“We wish to continue meeting Zimbabwe’s financing needs. Afreximbank has historically been a partner to Zimbabwe and is committed to assisting the country in making further progress and assist in its efforts to achieve progress and development. The bank sees itself as one of the most committed partners amongst multilateral financial institutions,” he said.
“Afreximbank has extended to Zimbabwean entities various facilities over the difficult period with cumulative disbursements in excess of US$5 billion. The facilities were designed in such a way as to respond to the challenging macro-economic environment and bottlenecks to facilitate business for Zimbabwean corporates. This was facilitated via a specifically tailored country programme with objectives as follows: Providing short-term financing to Zimbabwe for meeting critical food and energy imports. Seeking to close the gap of foreign exchange requirements for meeting Zimbabwe’s import needs given the high intra-regional content of its total trade.”
To date, the bank says cumulative disbursements are now in excess of US$5 billion. The Reserve Bank of Zimbabwe has negotiated several lines of credit with Afreximbank and the bank recently revealed it had secured a loan facility to guarantee the 1:1 convertibility value of Real-Time Gross Settlement (RTGS) balances into the United States dollar and availability of the greenback for nostro foreign currency accounts.
Sagna said the bank also stepped in on the issuance of debt capital market instruments to tap into diaspora remittances and on providing medium-term financing in support of the revival of a select number of small and medium enterprises (SMEs), especially in agriculture and manufacturing.
Afreximbank also assisted in the issuance of investment-grade debt paper for trading in the interbank secondary market, a move that provided a liquidity support window for Zimbabwean banks.
However, he said Zimbabwean businesses—as is the case with other countries—faced a number of challenges. He listed a raft of measures that needed to be adopted for businesses to attract investment. To transform the region into a dynamic global hub for business, investment and innovation, there was need for fast-track economic development by enabling private-sector growth where a true one-stop shop for potential and current investors was a must.
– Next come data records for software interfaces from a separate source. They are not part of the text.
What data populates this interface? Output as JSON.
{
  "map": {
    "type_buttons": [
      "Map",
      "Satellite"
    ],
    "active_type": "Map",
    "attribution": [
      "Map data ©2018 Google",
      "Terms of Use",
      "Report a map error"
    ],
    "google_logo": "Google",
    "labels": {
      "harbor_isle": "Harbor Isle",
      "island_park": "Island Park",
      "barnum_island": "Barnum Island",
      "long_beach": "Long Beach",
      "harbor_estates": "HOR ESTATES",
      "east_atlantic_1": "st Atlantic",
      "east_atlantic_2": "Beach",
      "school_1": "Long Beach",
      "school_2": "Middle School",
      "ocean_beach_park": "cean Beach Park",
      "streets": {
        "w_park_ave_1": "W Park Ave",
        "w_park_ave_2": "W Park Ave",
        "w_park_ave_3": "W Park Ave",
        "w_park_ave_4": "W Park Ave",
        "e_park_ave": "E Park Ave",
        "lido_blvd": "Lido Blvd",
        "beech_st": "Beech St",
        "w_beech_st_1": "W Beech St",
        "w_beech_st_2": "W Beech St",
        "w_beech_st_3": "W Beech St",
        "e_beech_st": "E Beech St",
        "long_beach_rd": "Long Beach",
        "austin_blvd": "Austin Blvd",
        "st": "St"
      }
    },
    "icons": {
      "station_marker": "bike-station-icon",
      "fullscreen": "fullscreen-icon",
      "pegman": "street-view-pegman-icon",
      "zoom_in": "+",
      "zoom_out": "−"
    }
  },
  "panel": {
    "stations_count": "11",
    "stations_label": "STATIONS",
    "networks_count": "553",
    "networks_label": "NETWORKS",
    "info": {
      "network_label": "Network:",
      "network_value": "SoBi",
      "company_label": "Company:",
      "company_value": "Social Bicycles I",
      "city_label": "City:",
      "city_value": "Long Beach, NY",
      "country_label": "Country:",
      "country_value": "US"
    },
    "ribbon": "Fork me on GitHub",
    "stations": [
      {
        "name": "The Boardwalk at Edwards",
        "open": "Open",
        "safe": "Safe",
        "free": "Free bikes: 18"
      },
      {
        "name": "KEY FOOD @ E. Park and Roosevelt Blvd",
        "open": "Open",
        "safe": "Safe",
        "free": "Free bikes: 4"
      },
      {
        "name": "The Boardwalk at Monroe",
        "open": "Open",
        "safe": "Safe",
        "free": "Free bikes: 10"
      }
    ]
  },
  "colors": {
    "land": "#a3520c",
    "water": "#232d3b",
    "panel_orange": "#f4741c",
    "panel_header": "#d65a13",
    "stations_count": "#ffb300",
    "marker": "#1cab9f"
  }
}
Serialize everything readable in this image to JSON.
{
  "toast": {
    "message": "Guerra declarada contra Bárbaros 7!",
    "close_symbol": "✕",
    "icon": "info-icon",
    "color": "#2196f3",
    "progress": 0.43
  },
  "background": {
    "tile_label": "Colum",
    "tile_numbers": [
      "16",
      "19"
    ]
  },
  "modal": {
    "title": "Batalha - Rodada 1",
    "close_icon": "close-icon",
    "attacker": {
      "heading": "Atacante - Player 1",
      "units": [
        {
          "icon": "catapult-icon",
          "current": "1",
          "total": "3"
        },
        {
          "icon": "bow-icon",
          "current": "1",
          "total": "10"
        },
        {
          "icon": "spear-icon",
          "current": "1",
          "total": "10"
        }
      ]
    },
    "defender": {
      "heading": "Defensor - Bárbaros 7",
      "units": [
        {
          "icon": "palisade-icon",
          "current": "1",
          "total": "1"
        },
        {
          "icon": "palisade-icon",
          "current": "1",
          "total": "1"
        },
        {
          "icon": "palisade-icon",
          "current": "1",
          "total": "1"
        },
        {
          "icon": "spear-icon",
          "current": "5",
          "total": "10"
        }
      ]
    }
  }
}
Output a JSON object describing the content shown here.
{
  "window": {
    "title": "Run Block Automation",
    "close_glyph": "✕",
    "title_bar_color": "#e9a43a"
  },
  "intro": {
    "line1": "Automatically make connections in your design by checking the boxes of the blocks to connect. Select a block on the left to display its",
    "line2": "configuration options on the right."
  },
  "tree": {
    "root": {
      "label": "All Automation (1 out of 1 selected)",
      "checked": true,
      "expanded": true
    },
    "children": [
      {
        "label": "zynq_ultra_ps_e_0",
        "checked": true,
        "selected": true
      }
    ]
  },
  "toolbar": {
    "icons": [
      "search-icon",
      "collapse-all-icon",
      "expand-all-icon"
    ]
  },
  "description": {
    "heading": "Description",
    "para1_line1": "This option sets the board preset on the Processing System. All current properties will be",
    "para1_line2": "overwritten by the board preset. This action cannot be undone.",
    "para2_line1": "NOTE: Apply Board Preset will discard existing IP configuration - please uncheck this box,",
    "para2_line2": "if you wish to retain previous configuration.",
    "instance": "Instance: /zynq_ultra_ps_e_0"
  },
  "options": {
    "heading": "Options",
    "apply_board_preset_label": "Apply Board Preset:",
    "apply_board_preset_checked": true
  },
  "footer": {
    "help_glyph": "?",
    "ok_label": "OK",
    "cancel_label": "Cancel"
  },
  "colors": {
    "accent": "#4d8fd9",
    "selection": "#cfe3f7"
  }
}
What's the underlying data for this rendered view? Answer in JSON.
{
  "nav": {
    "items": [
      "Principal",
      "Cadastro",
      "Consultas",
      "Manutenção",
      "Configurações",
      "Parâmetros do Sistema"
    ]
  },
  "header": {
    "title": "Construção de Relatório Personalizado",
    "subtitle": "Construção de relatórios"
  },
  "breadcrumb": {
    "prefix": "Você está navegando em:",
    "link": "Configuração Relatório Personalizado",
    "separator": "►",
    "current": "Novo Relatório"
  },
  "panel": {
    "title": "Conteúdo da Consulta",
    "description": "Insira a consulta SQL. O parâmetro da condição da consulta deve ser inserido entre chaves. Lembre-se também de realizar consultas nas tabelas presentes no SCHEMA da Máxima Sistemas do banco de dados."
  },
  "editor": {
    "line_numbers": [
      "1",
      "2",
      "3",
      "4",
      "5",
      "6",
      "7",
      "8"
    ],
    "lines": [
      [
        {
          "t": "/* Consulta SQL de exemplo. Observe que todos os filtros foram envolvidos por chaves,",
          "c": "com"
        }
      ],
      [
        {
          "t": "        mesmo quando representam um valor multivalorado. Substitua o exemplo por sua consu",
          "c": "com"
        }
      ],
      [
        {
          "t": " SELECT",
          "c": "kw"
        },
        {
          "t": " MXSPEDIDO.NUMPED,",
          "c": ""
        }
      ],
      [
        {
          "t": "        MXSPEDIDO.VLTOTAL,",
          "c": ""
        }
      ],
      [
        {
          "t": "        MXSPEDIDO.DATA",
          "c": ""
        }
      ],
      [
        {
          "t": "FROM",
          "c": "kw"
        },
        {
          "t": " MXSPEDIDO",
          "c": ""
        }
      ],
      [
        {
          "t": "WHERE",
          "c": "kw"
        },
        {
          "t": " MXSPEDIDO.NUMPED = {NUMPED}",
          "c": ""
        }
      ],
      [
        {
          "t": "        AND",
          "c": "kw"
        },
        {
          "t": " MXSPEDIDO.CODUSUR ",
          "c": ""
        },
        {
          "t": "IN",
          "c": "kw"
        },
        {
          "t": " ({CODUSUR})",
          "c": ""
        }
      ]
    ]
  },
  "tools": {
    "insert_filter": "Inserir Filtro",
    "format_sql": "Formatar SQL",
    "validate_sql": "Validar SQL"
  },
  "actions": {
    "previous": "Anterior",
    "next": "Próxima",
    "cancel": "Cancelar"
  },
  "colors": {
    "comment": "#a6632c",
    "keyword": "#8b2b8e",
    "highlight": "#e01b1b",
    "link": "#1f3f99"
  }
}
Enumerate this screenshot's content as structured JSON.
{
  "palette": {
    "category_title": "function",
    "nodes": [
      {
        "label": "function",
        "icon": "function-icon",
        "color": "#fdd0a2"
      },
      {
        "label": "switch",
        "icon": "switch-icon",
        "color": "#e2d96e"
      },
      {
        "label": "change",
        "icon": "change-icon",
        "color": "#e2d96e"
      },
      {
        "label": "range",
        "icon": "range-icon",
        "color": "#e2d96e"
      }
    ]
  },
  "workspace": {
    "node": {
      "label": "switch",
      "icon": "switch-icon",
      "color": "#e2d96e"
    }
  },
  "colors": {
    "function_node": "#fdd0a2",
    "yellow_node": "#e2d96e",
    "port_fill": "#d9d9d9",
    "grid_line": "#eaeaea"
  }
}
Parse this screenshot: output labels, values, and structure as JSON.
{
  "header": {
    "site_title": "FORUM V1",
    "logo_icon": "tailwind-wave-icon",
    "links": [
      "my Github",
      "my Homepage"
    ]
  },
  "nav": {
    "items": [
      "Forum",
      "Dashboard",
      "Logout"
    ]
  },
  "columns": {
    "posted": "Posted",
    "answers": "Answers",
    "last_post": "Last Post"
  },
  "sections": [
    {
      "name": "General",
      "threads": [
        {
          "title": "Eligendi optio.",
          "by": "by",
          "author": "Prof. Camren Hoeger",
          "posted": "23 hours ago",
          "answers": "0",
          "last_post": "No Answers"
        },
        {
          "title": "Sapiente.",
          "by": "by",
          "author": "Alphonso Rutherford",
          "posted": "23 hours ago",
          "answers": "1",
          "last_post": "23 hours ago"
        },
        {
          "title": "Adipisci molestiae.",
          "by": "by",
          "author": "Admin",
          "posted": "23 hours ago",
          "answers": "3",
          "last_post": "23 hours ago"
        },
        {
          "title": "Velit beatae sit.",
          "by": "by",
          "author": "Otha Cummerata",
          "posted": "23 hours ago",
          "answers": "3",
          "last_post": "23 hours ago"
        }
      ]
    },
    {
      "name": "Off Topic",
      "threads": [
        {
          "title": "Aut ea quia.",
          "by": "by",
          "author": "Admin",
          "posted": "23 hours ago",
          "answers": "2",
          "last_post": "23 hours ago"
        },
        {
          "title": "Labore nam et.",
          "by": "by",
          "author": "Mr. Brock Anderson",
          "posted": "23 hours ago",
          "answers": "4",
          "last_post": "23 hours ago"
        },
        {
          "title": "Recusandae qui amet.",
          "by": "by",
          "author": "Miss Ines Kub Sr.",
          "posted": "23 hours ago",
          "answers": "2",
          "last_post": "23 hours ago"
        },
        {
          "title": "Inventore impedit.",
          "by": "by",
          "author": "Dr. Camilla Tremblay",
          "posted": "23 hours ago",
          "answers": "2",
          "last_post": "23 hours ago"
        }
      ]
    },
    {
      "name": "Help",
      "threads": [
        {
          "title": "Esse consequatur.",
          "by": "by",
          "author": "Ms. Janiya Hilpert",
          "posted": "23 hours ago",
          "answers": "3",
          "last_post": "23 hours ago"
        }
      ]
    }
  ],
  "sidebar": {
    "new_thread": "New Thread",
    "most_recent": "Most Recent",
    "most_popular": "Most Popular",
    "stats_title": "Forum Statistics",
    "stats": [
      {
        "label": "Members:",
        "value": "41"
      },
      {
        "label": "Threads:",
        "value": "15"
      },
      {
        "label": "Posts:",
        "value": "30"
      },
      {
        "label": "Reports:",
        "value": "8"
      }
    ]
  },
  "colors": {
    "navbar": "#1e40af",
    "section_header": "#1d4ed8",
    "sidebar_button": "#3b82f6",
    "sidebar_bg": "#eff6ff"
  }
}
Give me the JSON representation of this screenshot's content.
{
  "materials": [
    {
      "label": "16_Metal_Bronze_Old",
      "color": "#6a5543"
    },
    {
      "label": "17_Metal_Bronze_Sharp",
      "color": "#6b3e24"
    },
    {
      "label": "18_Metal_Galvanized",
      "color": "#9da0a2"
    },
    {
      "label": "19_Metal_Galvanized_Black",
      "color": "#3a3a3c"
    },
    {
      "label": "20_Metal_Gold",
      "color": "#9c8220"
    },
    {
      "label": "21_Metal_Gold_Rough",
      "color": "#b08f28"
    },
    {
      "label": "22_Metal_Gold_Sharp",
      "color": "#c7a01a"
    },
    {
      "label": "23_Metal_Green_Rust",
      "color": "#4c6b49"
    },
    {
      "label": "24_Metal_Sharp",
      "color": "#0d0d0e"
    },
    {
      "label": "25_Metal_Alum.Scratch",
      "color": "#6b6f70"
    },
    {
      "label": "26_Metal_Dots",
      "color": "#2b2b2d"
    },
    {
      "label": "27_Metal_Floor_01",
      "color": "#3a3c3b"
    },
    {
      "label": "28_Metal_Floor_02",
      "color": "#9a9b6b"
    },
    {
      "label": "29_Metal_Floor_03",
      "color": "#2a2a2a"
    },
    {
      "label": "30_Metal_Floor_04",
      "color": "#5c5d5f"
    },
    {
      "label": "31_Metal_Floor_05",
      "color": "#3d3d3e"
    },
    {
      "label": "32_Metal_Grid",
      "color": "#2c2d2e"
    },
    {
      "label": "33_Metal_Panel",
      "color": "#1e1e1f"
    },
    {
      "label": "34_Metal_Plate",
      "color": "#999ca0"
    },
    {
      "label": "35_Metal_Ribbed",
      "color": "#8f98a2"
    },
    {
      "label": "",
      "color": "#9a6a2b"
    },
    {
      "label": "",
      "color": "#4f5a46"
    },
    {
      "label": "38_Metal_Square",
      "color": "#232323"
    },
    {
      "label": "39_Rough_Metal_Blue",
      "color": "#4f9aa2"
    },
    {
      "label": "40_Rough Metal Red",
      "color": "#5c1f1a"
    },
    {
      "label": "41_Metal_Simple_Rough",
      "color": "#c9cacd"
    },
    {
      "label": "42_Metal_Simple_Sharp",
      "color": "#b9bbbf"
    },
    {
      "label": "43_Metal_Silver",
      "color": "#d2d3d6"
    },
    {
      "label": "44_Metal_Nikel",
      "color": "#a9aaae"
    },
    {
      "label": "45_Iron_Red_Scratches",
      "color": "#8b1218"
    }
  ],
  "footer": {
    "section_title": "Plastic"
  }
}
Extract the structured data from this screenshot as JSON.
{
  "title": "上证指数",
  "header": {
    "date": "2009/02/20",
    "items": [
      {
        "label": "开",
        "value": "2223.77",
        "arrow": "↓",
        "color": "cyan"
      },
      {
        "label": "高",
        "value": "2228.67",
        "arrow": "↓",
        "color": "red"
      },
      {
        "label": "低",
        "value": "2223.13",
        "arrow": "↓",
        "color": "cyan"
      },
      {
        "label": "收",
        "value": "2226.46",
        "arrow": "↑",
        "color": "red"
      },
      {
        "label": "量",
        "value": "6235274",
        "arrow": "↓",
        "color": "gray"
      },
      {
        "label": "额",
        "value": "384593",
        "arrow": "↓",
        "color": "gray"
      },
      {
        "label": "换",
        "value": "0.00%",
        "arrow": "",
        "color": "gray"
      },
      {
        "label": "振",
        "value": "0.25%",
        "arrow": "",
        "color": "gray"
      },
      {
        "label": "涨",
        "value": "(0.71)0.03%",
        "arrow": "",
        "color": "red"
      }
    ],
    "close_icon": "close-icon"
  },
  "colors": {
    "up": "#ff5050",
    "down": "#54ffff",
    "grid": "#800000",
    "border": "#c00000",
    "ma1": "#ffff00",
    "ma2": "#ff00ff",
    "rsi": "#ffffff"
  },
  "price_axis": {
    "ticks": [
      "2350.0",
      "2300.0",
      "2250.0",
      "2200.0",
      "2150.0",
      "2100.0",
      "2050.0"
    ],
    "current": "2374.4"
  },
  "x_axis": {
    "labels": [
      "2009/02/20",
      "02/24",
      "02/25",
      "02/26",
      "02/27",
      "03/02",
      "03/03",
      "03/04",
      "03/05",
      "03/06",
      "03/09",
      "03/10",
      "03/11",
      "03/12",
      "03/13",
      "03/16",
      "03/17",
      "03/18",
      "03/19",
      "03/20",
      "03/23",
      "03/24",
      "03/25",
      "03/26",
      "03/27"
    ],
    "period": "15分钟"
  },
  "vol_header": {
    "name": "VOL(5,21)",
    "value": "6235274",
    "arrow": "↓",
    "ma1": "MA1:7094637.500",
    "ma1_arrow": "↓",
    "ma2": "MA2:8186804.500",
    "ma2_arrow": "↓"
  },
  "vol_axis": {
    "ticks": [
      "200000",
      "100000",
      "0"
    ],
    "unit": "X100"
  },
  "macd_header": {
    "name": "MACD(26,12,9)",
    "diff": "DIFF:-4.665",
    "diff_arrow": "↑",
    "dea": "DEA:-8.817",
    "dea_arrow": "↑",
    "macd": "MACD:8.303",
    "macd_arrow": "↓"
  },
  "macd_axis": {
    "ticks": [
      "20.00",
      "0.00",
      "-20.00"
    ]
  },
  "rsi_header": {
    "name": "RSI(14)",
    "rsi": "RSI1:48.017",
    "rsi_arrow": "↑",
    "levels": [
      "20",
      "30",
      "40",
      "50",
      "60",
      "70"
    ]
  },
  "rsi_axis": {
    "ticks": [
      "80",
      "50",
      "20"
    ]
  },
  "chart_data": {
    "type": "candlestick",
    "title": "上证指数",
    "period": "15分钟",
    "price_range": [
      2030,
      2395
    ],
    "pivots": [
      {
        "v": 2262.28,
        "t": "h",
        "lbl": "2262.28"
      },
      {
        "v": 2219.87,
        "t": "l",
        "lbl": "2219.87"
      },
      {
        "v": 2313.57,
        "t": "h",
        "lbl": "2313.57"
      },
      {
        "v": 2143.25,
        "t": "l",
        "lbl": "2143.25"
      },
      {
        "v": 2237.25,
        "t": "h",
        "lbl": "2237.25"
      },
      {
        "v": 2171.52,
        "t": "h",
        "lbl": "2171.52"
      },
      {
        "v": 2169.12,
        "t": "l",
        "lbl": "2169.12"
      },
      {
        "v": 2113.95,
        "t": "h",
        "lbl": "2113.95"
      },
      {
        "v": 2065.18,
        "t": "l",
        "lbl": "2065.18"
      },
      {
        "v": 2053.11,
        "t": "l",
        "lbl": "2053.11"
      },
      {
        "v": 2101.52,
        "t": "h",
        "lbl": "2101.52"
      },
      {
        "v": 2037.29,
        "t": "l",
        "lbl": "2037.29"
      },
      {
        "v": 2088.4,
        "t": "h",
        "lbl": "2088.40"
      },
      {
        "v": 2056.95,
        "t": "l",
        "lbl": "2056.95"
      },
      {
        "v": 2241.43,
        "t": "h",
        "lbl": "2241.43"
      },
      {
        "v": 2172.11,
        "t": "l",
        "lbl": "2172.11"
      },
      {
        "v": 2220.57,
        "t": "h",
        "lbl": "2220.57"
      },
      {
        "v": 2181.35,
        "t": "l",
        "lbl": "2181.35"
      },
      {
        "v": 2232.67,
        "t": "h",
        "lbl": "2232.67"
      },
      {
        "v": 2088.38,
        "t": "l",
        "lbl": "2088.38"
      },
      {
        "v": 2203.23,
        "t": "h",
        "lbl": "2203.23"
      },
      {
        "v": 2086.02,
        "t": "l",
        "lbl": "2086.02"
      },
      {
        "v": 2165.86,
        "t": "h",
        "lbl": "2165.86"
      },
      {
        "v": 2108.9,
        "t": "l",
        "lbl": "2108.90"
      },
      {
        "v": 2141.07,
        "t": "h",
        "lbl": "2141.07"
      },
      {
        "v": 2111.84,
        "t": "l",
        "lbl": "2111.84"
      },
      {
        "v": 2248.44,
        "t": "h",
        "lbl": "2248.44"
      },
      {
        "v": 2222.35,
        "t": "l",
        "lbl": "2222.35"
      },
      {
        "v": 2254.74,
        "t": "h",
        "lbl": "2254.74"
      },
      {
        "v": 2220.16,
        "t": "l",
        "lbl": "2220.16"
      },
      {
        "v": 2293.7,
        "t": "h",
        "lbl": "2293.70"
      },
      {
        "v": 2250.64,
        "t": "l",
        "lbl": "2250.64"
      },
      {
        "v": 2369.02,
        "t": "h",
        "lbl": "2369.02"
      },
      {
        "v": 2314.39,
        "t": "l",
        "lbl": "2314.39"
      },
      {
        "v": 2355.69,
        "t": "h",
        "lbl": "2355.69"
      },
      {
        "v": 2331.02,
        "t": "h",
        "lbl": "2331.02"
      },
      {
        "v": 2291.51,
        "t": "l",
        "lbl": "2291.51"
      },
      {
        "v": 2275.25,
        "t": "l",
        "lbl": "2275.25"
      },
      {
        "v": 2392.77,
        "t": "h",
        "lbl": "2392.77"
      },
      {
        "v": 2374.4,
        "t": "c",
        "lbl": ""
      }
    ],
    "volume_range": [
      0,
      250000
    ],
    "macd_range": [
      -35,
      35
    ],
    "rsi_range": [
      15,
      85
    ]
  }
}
Sagna said the funded projects should not be politically driven, but rather should be drivers of the economy and regional integration through inclusion of the projects in the net domestic product.
“The actual hurdle is ‘bankability’, and the challenge that investors face in identifying and structuring bankable projects.The second set of challenges relates to government aptitude.
“In most cases, they own the jurisdiction and the asset, so they need to guide the regulations and concessions, as well as kick-start the agreement. All too often, political agendas create hurdles for transactions. There is a third challenge, which is lack of technical expertise. The critical mass of consultants, project managers, legal advisers, skilled staff and other service providers is sorely lacking across Africa,” he said.
Meanwhile, Sagna said Afreximbank has so far approved facilities totalling US$15 billion for the benefit of three central banks in Africa with utilisations amounting to US$10,55 billion under the Central Bank Deposit/Investment Programme (CENDEP).
The programme is designed to mobilise part of the foreign reserves of African central banks to fund viable trade programmes and projects in Africa while providing favourable returns on deposits.